(Provided material)
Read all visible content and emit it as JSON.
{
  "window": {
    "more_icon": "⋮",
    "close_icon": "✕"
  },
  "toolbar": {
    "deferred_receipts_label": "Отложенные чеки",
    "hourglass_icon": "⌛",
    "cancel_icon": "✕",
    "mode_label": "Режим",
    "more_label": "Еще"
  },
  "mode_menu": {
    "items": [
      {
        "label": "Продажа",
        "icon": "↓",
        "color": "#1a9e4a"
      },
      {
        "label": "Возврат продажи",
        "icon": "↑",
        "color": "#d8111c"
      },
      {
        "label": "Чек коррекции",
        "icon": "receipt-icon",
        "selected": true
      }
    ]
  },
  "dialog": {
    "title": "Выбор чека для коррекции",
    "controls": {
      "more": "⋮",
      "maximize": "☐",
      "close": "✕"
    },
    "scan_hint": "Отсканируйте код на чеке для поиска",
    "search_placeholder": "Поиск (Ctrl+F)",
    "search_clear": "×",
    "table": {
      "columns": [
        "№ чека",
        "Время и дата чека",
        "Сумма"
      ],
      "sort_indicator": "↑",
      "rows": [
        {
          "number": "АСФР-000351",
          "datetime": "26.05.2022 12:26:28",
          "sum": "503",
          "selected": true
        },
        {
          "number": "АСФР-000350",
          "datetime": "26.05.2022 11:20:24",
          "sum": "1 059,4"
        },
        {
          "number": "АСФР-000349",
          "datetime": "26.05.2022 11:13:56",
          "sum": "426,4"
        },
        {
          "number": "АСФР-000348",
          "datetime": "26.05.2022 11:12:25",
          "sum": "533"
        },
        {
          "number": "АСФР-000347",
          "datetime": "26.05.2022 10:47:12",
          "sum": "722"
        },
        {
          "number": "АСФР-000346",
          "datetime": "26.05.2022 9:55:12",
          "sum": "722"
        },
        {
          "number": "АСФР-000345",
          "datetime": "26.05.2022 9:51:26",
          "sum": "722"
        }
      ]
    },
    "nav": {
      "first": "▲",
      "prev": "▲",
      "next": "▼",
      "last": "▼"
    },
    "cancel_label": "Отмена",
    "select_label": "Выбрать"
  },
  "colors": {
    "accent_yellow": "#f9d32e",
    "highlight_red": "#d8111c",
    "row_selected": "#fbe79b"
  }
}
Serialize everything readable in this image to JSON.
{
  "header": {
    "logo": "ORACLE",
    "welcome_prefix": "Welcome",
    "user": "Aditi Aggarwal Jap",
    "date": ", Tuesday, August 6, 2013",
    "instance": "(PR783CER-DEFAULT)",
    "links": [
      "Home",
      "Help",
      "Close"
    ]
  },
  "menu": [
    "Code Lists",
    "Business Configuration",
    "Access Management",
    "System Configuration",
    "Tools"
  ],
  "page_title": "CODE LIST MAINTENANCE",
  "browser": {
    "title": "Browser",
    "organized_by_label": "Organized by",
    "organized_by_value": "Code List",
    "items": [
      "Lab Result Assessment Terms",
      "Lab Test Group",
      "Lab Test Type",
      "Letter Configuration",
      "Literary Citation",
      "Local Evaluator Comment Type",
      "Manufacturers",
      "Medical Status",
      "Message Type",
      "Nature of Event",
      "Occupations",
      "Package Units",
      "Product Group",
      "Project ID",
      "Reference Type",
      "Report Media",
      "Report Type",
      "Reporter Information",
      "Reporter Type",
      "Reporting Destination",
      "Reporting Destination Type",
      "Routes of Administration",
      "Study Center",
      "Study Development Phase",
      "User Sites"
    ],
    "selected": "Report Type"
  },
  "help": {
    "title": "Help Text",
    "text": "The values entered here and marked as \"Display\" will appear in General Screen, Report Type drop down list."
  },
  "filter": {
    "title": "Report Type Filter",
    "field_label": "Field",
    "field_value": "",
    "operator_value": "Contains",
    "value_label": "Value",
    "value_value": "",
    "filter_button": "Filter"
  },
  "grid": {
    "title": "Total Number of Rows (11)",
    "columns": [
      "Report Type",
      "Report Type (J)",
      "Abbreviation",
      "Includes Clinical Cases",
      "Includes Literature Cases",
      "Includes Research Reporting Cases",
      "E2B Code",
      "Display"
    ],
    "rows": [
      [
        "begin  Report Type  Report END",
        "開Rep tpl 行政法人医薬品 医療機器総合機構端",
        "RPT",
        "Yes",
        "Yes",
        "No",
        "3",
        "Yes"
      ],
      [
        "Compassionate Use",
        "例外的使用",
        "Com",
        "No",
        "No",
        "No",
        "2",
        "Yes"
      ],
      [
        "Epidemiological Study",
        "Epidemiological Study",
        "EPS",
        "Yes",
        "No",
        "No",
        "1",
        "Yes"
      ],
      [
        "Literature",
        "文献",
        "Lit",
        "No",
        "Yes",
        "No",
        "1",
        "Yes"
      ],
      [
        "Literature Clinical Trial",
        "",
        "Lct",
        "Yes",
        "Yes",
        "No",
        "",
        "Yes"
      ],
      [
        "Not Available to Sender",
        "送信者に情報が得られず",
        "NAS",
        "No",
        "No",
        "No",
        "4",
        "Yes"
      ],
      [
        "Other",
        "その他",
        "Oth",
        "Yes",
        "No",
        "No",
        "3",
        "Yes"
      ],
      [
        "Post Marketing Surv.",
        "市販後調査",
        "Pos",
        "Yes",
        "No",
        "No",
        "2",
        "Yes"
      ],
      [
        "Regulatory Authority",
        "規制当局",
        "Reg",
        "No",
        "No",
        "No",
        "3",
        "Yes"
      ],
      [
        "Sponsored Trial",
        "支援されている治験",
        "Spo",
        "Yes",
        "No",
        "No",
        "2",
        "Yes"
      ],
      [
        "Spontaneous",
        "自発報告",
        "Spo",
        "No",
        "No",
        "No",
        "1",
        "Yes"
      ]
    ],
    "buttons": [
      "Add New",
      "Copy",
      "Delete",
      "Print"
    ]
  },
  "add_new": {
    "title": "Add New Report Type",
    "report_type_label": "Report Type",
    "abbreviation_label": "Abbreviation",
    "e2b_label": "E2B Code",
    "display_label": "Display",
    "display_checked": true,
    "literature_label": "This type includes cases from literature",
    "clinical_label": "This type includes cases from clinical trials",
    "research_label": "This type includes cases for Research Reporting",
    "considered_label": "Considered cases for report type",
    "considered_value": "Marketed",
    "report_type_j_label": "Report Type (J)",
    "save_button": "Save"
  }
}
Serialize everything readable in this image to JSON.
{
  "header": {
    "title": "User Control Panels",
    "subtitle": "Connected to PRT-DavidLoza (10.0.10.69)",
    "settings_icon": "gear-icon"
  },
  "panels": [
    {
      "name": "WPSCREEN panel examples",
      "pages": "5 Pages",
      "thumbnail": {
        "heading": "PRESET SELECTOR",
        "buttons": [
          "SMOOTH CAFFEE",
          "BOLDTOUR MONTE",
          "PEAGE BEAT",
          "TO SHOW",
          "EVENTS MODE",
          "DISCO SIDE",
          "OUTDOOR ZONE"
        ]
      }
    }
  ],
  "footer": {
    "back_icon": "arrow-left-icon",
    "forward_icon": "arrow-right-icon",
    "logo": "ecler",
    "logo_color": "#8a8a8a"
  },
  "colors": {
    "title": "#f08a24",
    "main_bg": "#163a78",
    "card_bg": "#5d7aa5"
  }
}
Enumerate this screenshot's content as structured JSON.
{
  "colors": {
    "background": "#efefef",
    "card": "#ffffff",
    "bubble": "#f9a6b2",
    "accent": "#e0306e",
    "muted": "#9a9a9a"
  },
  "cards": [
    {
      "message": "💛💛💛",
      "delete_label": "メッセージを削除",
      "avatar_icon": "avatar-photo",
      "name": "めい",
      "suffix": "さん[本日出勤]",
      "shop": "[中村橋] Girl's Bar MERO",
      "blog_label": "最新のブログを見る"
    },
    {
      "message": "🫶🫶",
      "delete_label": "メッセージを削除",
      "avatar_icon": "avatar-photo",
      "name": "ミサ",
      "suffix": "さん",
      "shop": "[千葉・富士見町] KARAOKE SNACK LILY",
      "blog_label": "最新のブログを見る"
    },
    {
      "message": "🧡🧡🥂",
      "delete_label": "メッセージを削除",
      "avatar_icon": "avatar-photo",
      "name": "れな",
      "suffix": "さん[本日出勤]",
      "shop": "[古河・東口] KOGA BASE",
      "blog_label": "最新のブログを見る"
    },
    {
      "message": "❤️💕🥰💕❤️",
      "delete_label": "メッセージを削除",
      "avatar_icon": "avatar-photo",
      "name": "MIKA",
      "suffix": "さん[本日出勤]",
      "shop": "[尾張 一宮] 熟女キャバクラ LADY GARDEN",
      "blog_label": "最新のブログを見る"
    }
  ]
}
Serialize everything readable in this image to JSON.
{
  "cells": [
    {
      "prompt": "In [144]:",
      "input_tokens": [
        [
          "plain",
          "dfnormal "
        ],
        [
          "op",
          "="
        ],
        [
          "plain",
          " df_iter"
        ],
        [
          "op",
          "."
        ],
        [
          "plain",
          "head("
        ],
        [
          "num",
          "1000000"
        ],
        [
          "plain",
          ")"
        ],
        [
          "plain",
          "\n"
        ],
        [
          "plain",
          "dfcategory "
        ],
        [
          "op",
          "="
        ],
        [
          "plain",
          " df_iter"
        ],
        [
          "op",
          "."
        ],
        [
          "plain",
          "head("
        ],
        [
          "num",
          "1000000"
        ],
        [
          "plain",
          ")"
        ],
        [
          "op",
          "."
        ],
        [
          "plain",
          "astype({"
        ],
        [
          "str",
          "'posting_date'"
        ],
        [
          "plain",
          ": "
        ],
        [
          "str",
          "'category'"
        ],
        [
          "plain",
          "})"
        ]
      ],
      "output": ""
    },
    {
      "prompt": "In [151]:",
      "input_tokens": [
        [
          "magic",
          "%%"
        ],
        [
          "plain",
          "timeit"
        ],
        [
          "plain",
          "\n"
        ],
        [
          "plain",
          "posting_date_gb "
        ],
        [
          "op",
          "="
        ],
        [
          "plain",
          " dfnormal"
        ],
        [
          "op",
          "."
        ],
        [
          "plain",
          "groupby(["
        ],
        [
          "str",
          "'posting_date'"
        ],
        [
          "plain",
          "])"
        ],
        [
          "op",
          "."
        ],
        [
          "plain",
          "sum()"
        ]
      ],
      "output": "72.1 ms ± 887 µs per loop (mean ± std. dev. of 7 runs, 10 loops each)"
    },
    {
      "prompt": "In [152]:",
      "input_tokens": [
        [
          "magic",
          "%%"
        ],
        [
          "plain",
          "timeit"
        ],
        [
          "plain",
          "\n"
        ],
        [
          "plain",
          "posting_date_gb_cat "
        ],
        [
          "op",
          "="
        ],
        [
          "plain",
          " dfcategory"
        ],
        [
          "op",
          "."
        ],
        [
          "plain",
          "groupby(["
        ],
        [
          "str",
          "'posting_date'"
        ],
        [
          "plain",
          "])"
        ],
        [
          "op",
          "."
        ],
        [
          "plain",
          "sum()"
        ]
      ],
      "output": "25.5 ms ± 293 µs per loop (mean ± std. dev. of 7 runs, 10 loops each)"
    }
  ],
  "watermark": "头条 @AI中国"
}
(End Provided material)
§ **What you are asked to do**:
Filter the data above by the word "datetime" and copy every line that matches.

§ **Final answer**:
          "datetime": "26.05.2022 12:26:28",
          "datetime": "26.05.2022 11:20:24",
          "datetime": "26.05.2022 11:13:56",
          "datetime": "26.05.2022 11:12:25",
          "datetime": "26.05.2022 10:47:12",
          "datetime": "26.05.2022 9:55:12",
          "datetime": "26.05.2022 9:51:26",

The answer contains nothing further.